Over the next few years there was to be much turbulence in the relationship between Jobs and Apple, which lead to his resignation in 1985. Upon leaving Jobs started up a new company NeXT, and also managed to find the time to found a certain animation studio named Pixar. However, following lawsuit after lawsuit, and Apple’s need to buy a modern operating system, NeXT was eventually bought by Apple in 1996, and Jobs was named as “informal adviser” to the then CEO Gil Amelio. In the following months, Amelio was ousted and Jobs slowly moved in to take his place.

By 1998, the Macintosh name had been shortened to “Mac”, a nickname invented by the employees of Apple for the machines. Ken Segall was part of the advertising team responsible for the campaign for the next Mac incarnation


At this point, Apple were suffering in the market, and whatever happened next was going to be make or break for their future. It was time for another model. They had the “Mac” part, but what next? “MacRocket”, “Macster” were some of the ideas thrown around on the drawing board, but nothing made the grade. “MacMan” came close, as Jobs thought it sounded a bit like Walkman, and had the fun toy-like feel of PacMan, but it wasn’t close enough. Suddenly, it came to Segall that all they needed was a letter. He explained his ideas Jobs:

i for Internet

i for imagination

i for individual

Jobs hated it. But over time, with more alternatives discarded, the i stuck, and so the iMac was born.

Tea and coffee are essential in the B1 Creative studio, but we’d be hard-pushed to produce any work for our clients if it wasn’t for the Apple Mac

The 1998 iMac’s design is dramatically different to Apple’s previous models. The beige was out and colours (or flavours, as Apple referred to them) were in. A translucent, egg-shaped plastic body in thirteen variations (including “Blue Dalmatian”) had a screen that measured 14 inches, not 9 inches as before. This was the first Apple Mac model to get rid of the tower, containing the CPU within the monitor and the floppy disk drive was also replaced, first by tray-loading CD ROM, then the slot-loading. Even the mouse was given a makeover, transforming into a hockey puck style that was later rethought due to impracticality for big hands.
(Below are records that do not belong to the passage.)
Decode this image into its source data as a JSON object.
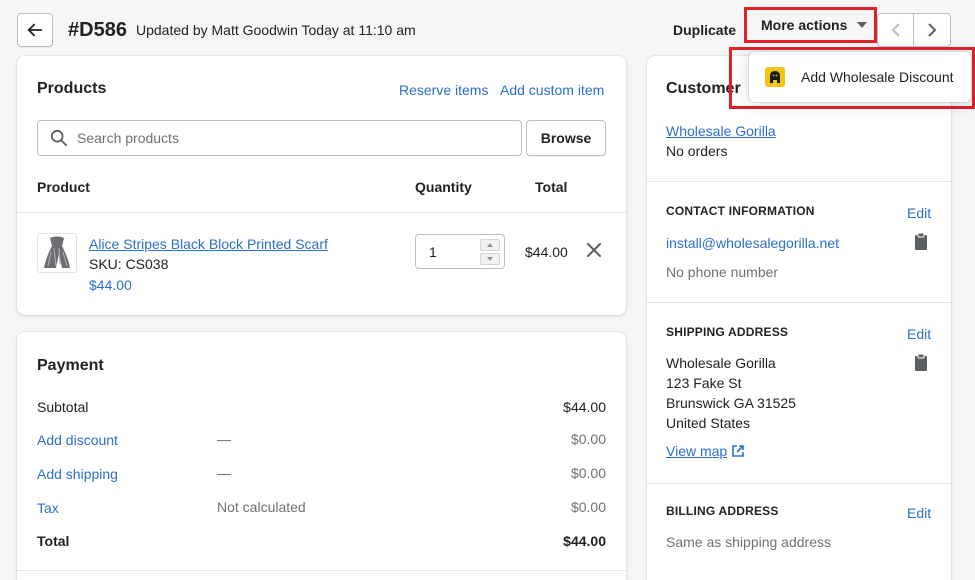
{
  "header": {
    "order_id": "#D586",
    "updated_text": "Updated by Matt Goodwin Today at 11:10 am",
    "duplicate_label": "Duplicate",
    "more_actions_label": "More actions"
  },
  "dropdown": {
    "items": [
      {
        "label": "Add Wholesale Discount",
        "icon": "gorilla-app-icon"
      }
    ]
  },
  "products": {
    "title": "Products",
    "reserve_label": "Reserve items",
    "add_custom_label": "Add custom item",
    "search_placeholder": "Search products",
    "browse_label": "Browse",
    "col_product": "Product",
    "col_quantity": "Quantity",
    "col_total": "Total",
    "item": {
      "name": "Alice Stripes Black Block Printed Scarf",
      "sku": "SKU: CS038",
      "price": "$44.00",
      "quantity": "1",
      "total": "$44.00"
    }
  },
  "payment": {
    "title": "Payment",
    "rows": [
      {
        "label": "Subtotal",
        "desc": "",
        "amount": "$44.00"
      },
      {
        "label": "Add discount",
        "desc": "—",
        "amount": "$0.00"
      },
      {
        "label": "Add shipping",
        "desc": "—",
        "amount": "$0.00"
      },
      {
        "label": "Tax",
        "desc": "Not calculated",
        "amount": "$0.00"
      },
      {
        "label": "Total",
        "desc": "",
        "amount": "$44.00"
      }
    ]
  },
  "customer": {
    "title": "Customer",
    "name": "Wholesale Gorilla",
    "orders": "No orders",
    "contact_heading": "CONTACT INFORMATION",
    "edit_label": "Edit",
    "email": "install@wholesalegorilla.net",
    "phone": "No phone number",
    "shipping_heading": "SHIPPING ADDRESS",
    "shipping_lines": [
      "Wholesale Gorilla",
      "123 Fake St",
      "Brunswick GA 31525",
      "United States"
    ],
    "view_map": "View map",
    "billing_heading": "BILLING ADDRESS",
    "billing_text": "Same as shipping address"
  },
  "colors": {
    "link": "#2c6ecb",
    "highlight": "#e0202a"
  }
}
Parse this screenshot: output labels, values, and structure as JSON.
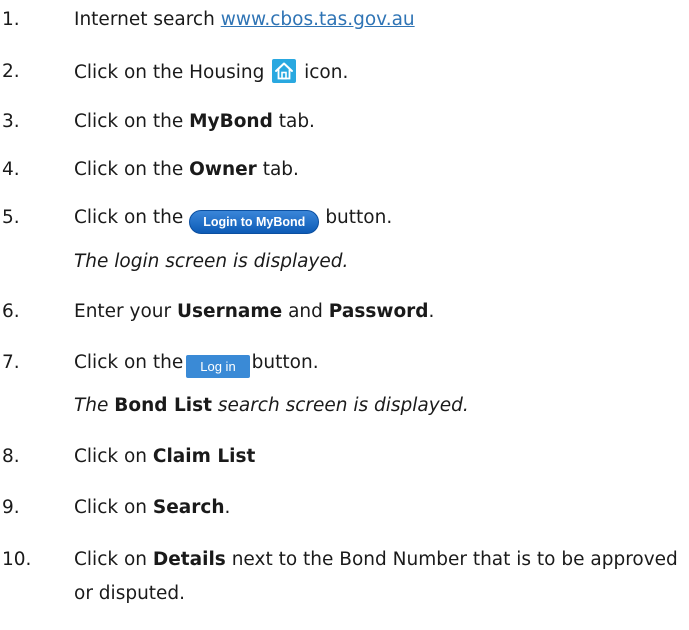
{
  "steps": [
    {
      "num": "1.",
      "prefix": "Internet search ",
      "link": "www.cbos.tas.gov.au"
    },
    {
      "num": "2.",
      "prefix": "Click on the Housing",
      "icon": "home-icon",
      "suffix": "icon."
    },
    {
      "num": "3.",
      "prefix": "Click on the ",
      "bold": "MyBond",
      "suffix": " tab."
    },
    {
      "num": "4.",
      "prefix": "Click on the ",
      "bold": "Owner",
      "suffix": " tab."
    },
    {
      "num": "5.",
      "prefix": "Click on the",
      "button_label": "Login to MyBond",
      "suffix": "button.",
      "note": "The login screen is displayed."
    },
    {
      "num": "6.",
      "prefix": " Enter your ",
      "bold": "Username",
      "middle": " and ",
      "bold2": "Password",
      "suffix": "."
    },
    {
      "num": "7.",
      "prefix": "Click on the",
      "button_label": "Log in",
      "suffix": "button.",
      "note_prefix": "The ",
      "note_bold": "Bond List",
      "note_suffix": " search screen is displayed."
    },
    {
      "num": "8.",
      "prefix": " Click on ",
      "bold": "Claim List"
    },
    {
      "num": "9.",
      "prefix": "Click on ",
      "bold": "Search",
      "suffix": "."
    },
    {
      "num": "10.",
      "prefix": "Click on ",
      "bold": "Details",
      "suffix": " next to the Bond Number that is to be approved or disputed."
    }
  ],
  "colors": {
    "link": "#2f74b5",
    "mybond_button": "#0d5bb6",
    "login_button": "#3a8ad6",
    "home_icon": "#29a8e0"
  }
}
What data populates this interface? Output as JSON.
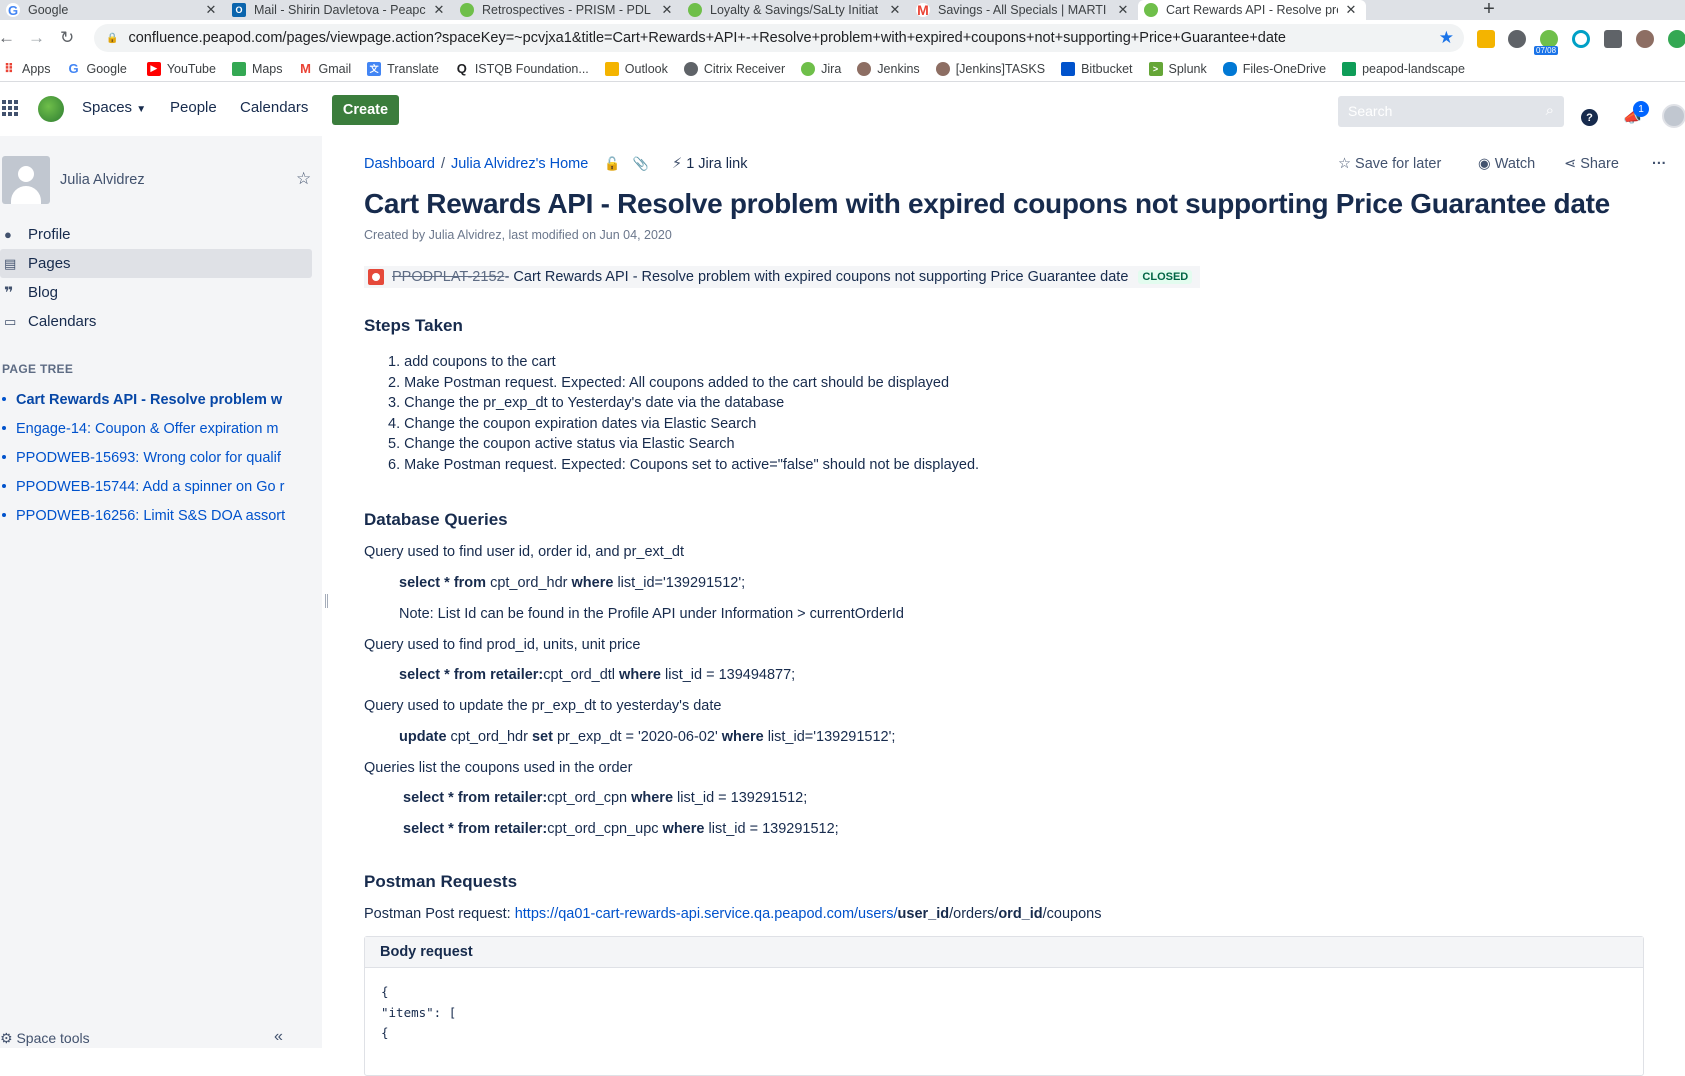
{
  "browser": {
    "tabs": [
      {
        "label": "Google",
        "active": false,
        "color": "#4285f4",
        "glyph": "G"
      },
      {
        "label": "Mail - Shirin Davletova - Peapc",
        "active": false,
        "color": "#0a64ad",
        "glyph": "O"
      },
      {
        "label": "Retrospectives - PRISM - PDL",
        "active": false,
        "color": "#6fbf4a",
        "glyph": ""
      },
      {
        "label": "Loyalty & Savings/SaLty Initiat",
        "active": false,
        "color": "#6fbf4a",
        "glyph": ""
      },
      {
        "label": "Savings - All Specials | MARTI",
        "active": false,
        "color": "#ea4335",
        "glyph": "M"
      },
      {
        "label": "Cart Rewards API - Resolve pro",
        "active": true,
        "color": "#6fbf4a",
        "glyph": ""
      }
    ],
    "url": "confluence.peapod.com/pages/viewpage.action?spaceKey=~pcvjxa1&title=Cart+Rewards+API+-+Resolve+problem+with+expired+coupons+not+supporting+Price+Guarantee+date",
    "bookmarks": [
      {
        "label": "Apps",
        "icon": "apps-grid-icon",
        "color": "#ea4335"
      },
      {
        "label": "Google",
        "icon": "google-icon",
        "color": "#4285f4"
      },
      {
        "label": "YouTube",
        "icon": "youtube-icon",
        "color": "#ff0000"
      },
      {
        "label": "Maps",
        "icon": "maps-icon",
        "color": "#34a853"
      },
      {
        "label": "Gmail",
        "icon": "gmail-icon",
        "color": "#ea4335"
      },
      {
        "label": "Translate",
        "icon": "translate-icon",
        "color": "#4285f4"
      },
      {
        "label": "ISTQB Foundation...",
        "icon": "istqb-icon",
        "color": "#202124"
      },
      {
        "label": "Outlook",
        "icon": "outlook-icon",
        "color": "#f4b400"
      },
      {
        "label": "Citrix Receiver",
        "icon": "citrix-icon",
        "color": "#5f6368"
      },
      {
        "label": "Jira",
        "icon": "jira-icon",
        "color": "#6fbf4a"
      },
      {
        "label": "Jenkins",
        "icon": "jenkins-icon",
        "color": "#8d6e63"
      },
      {
        "label": "[Jenkins]TASKS",
        "icon": "jenkins-icon",
        "color": "#8d6e63"
      },
      {
        "label": "Bitbucket",
        "icon": "bitbucket-icon",
        "color": "#0052cc"
      },
      {
        "label": "Splunk",
        "icon": "splunk-icon",
        "color": "#65a637"
      },
      {
        "label": "Files-OneDrive",
        "icon": "onedrive-icon",
        "color": "#0078d4"
      },
      {
        "label": "peapod-landscape",
        "icon": "sheets-icon",
        "color": "#0f9d58"
      }
    ],
    "extension_badge": "07/08"
  },
  "nav": {
    "spaces": "Spaces",
    "people": "People",
    "calendars": "Calendars",
    "create": "Create",
    "search_placeholder": "Search",
    "notification_count": "1",
    "accent": "#3b7d3c"
  },
  "sidebar": {
    "user": "Julia Alvidrez",
    "items": [
      {
        "label": "Profile",
        "icon": "person-icon"
      },
      {
        "label": "Pages",
        "icon": "pages-icon"
      },
      {
        "label": "Blog",
        "icon": "quote-icon"
      },
      {
        "label": "Calendars",
        "icon": "calendar-icon"
      }
    ],
    "section_title": "PAGE TREE",
    "tree": [
      "Cart Rewards API - Resolve problem w",
      "Engage-14: Coupon & Offer expiration m",
      "PPODWEB-15693: Wrong color for qualif",
      "PPODWEB-15744: Add a spinner on Go r",
      "PPODWEB-16256: Limit S&S DOA assort"
    ],
    "space_tools": "Space tools"
  },
  "page": {
    "breadcrumb": [
      "Dashboard",
      "Julia Alvidrez's Home"
    ],
    "jira_link": "1 Jira link",
    "save_later": "Save for later",
    "watch": "Watch",
    "share": "Share",
    "title": "Cart Rewards API - Resolve problem with expired coupons not supporting Price Guarantee date",
    "byline": "Created by Julia Alvidrez, last modified on Jun 04, 2020",
    "jira_issue": {
      "key": "PPODPLAT-2152",
      "summary": " - Cart Rewards API - Resolve problem with expired coupons not supporting Price Guarantee date",
      "status": "CLOSED"
    },
    "steps_heading": "Steps Taken",
    "steps": [
      "add coupons to the cart",
      "Make Postman request.  Expected:  All coupons added to the cart should be displayed",
      "Change the pr_exp_dt to Yesterday's date via the database",
      "Change the coupon expiration dates via Elastic Search",
      "Change the coupon active status via Elastic Search",
      "Make Postman request.  Expected:  Coupons set to active=\"false\" should not be displayed."
    ],
    "db_heading": "Database Queries",
    "q1_label": "Query used to find user id, order id, and pr_ext_dt",
    "q1_kw1": "select * from",
    "q1_t1": " cpt_ord_hdr ",
    "q1_kw2": "where",
    "q1_t2": " list_id='139291512';",
    "note": "Note:  List Id can be found in the Profile API under Information > currentOrderId",
    "q2_label": "Query used to find prod_id, units, unit price",
    "q2_kw1": "select * from retailer:",
    "q2_t1": "cpt_ord_dtl ",
    "q2_kw2": "where",
    "q2_t2": " list_id = 139494877;",
    "q3_label": "Query used to update the pr_exp_dt to yesterday's date",
    "q3_kw1": "update",
    "q3_t1": " cpt_ord_hdr ",
    "q3_kw2": "set",
    "q3_t2": " pr_exp_dt = '2020-06-02' ",
    "q3_kw3": "where",
    "q3_t3": " list_id='139291512';",
    "q4_label": "Queries list the coupons used in the order",
    "q4a_kw1": "select * from retailer:",
    "q4a_t1": "cpt_ord_cpn ",
    "q4a_kw2": "where",
    "q4a_t2": " list_id = 139291512;",
    "q4b_kw1": "select * from retailer:",
    "q4b_t1": "cpt_ord_cpn_upc ",
    "q4b_kw2": "where",
    "q4b_t2": " list_id = 139291512;",
    "postman_heading": "Postman Requests",
    "postman_label": "Postman Post request:  ",
    "postman_url": "https://qa01-cart-rewards-api.service.qa.peapod.com/users/",
    "postman_p1": "user_id",
    "postman_p2": "/orders/",
    "postman_p3": "ord_id",
    "postman_p4": "/coupons",
    "body_title": "Body request",
    "body_code": "{\n\"items\": [\n{"
  }
}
Still, the iMac became a huge talking and selling point, and all thanks to Jonathan Ive, the mastermind behind the design (up the Brits!).



After the fun of the G3 came the sleeker, wiser, more grown up iMac G4. This was less ET, and more EVE from Wall-E. It was nicknamed the “iLamp” and the “Sunflower” and connections were made to Luxo Jnr from the Pixar short films (another of Jobs’ babies). The body of the computer was hemispherical, with the screen attached to an adjustable arm, giving it the ability to be moved in just about any angle.


The iMac G5 followed in 2005, and then the Intel iMac in 2006, first in plastic and then aluminium. This aluminium model has stayed the same up until the present day, only to be updated in terms of software, display quality and screen dimensions. Of course, Apple has been keeping busy outside the desktop market; notebooks, iBooks, MacBooks, iPads, iPods and iPhones have all been through multiple generations, and will no doubt in turn influence many generations of creatives to come.